● WHAT TO PRODUCE: For the word "icon", copy every line of the material that includes it.

*** Block opens ***

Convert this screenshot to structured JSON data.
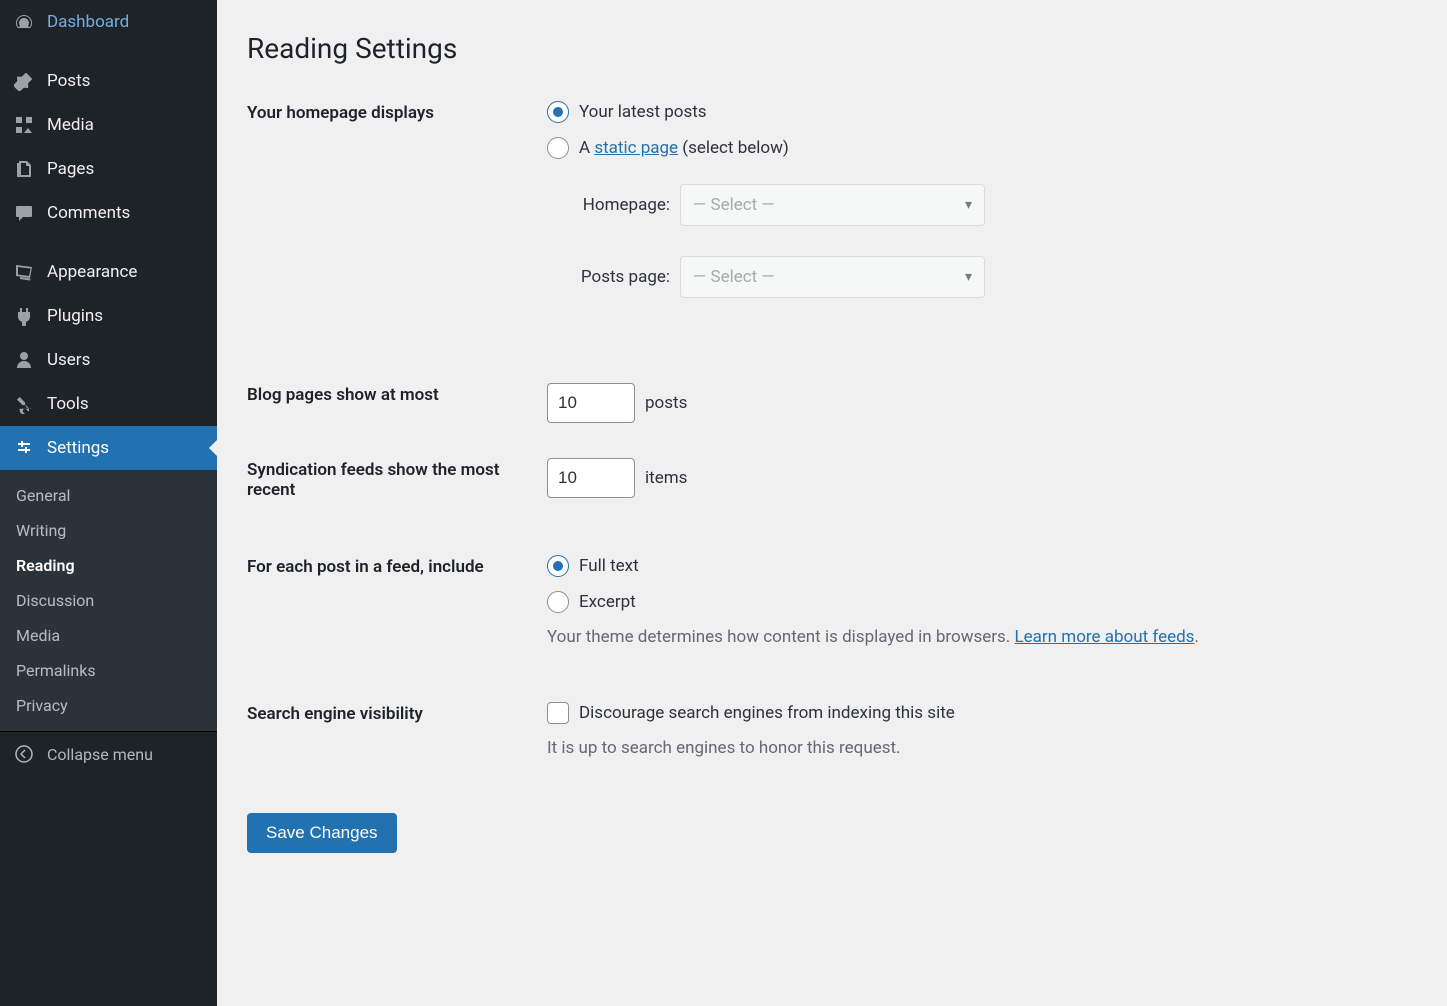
{
  "page_title": "Reading Settings",
  "sidebar": {
    "items": [
      {
        "label": "Dashboard",
        "icon": "dashboard"
      },
      {
        "label": "Posts",
        "icon": "pin"
      },
      {
        "label": "Media",
        "icon": "media"
      },
      {
        "label": "Pages",
        "icon": "pages"
      },
      {
        "label": "Comments",
        "icon": "comments"
      },
      {
        "label": "Appearance",
        "icon": "appearance"
      },
      {
        "label": "Plugins",
        "icon": "plugins"
      },
      {
        "label": "Users",
        "icon": "users"
      },
      {
        "label": "Tools",
        "icon": "tools"
      },
      {
        "label": "Settings",
        "icon": "settings",
        "active": true
      }
    ],
    "submenu": [
      {
        "label": "General"
      },
      {
        "label": "Writing"
      },
      {
        "label": "Reading",
        "current": true
      },
      {
        "label": "Discussion"
      },
      {
        "label": "Media"
      },
      {
        "label": "Permalinks"
      },
      {
        "label": "Privacy"
      }
    ],
    "collapse_label": "Collapse menu"
  },
  "homepage": {
    "label": "Your homepage displays",
    "option_latest": "Your latest posts",
    "option_static_prefix": "A ",
    "option_static_link": "static page",
    "option_static_suffix": " (select below)",
    "homepage_label": "Homepage:",
    "posts_page_label": "Posts page:",
    "select_placeholder": "— Select —"
  },
  "blog_pages": {
    "label": "Blog pages show at most",
    "value": "10",
    "unit": "posts"
  },
  "syndication": {
    "label": "Syndication feeds show the most recent",
    "value": "10",
    "unit": "items"
  },
  "feed_content": {
    "label": "For each post in a feed, include",
    "option_full": "Full text",
    "option_excerpt": "Excerpt",
    "description_prefix": "Your theme determines how content is displayed in browsers. ",
    "description_link": "Learn more about feeds",
    "description_suffix": "."
  },
  "search_visibility": {
    "label": "Search engine visibility",
    "checkbox_label": "Discourage search engines from indexing this site",
    "description": "It is up to search engines to honor this request."
  },
  "submit_label": "Save Changes"
}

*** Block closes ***

● FINAL ANSWER:
        "icon": "dashboard"
        "icon": "pin"
        "icon": "media"
        "icon": "pages"
        "icon": "comments"
        "icon": "appearance"
        "icon": "plugins"
        "icon": "users"
        "icon": "tools"
        "icon": "settings",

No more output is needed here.